─── GIVEN ENTRIES ───

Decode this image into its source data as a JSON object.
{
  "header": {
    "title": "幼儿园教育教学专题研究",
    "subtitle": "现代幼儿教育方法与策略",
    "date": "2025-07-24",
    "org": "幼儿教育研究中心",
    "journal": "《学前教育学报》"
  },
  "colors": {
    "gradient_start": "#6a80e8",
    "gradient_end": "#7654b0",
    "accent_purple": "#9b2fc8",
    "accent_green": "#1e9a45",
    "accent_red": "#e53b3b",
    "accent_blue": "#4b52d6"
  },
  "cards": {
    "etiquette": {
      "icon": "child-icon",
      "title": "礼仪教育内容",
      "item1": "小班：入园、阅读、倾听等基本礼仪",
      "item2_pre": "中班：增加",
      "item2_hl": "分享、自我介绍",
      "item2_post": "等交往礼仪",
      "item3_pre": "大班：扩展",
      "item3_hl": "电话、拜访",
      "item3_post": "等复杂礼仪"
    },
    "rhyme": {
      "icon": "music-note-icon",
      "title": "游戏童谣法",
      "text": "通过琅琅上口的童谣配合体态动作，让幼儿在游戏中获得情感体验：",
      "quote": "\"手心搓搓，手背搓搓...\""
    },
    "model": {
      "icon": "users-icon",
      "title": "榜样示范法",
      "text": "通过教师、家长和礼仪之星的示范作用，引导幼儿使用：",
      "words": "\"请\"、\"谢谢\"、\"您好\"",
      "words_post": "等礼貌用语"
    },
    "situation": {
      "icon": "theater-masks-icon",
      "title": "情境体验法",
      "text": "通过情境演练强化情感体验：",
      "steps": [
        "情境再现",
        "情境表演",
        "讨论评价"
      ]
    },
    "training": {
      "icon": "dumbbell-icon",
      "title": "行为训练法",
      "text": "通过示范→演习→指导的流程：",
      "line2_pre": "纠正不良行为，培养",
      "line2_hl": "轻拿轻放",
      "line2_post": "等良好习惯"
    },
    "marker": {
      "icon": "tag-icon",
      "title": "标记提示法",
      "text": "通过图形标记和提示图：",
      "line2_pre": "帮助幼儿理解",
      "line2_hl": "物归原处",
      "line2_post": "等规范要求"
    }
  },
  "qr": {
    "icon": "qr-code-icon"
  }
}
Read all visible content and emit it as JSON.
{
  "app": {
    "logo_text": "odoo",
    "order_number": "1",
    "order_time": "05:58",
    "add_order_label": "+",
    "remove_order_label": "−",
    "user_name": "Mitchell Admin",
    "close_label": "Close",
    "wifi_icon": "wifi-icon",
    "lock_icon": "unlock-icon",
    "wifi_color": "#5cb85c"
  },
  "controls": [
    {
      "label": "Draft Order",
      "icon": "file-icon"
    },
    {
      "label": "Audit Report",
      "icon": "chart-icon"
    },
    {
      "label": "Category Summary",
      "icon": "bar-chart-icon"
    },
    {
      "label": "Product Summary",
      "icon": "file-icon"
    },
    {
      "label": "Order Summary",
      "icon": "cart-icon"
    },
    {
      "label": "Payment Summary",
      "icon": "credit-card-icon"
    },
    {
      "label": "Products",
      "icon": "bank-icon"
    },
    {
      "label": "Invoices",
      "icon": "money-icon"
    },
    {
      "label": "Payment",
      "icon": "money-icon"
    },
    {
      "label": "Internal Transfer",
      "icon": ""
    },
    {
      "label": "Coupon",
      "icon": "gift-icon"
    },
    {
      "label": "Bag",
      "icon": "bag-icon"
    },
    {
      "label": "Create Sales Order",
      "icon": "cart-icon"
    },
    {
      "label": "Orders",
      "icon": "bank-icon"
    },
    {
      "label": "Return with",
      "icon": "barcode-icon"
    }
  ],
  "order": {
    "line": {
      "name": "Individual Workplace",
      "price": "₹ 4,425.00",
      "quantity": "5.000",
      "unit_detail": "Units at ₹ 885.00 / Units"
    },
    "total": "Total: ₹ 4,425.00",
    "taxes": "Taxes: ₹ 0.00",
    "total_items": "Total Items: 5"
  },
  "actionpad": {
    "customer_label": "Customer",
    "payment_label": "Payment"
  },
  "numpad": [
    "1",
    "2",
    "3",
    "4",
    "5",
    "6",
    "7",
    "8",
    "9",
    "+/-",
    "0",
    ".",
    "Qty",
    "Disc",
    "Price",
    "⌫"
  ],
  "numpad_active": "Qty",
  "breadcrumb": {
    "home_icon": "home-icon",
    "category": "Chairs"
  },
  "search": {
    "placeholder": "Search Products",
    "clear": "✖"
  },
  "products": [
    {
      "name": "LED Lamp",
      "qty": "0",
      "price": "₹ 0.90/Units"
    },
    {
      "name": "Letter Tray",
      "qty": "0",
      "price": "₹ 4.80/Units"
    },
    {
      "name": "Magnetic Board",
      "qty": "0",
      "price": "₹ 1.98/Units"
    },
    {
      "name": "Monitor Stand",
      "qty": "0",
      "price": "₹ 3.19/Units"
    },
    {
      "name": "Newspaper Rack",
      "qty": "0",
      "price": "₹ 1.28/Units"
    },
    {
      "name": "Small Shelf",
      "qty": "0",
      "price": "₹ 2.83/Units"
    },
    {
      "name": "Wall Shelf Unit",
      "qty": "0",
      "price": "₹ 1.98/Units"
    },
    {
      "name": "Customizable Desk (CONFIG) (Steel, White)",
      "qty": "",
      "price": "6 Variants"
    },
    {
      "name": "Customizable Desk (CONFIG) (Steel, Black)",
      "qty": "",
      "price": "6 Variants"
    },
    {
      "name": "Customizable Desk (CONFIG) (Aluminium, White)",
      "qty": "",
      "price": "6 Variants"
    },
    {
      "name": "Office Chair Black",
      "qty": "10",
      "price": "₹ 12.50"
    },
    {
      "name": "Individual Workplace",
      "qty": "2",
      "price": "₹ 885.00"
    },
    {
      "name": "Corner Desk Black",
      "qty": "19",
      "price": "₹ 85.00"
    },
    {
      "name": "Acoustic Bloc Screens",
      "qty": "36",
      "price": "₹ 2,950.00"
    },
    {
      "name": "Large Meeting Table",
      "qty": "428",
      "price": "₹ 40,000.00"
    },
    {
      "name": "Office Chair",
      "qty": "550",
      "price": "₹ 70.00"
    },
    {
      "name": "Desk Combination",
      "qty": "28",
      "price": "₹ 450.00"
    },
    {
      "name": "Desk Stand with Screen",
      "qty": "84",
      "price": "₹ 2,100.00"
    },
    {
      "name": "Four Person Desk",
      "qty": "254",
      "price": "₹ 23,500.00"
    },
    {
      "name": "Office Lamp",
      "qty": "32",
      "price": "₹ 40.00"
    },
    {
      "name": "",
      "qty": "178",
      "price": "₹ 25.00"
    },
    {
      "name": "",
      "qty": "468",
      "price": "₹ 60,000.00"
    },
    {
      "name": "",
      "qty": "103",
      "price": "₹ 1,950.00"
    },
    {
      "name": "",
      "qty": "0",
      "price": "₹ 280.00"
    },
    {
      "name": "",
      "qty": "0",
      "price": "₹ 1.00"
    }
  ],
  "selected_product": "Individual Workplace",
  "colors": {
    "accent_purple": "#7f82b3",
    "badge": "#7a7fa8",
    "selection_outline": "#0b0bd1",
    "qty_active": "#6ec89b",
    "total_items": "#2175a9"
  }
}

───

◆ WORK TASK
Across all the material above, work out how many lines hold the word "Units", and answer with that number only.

◆ ANSWER SPACE
8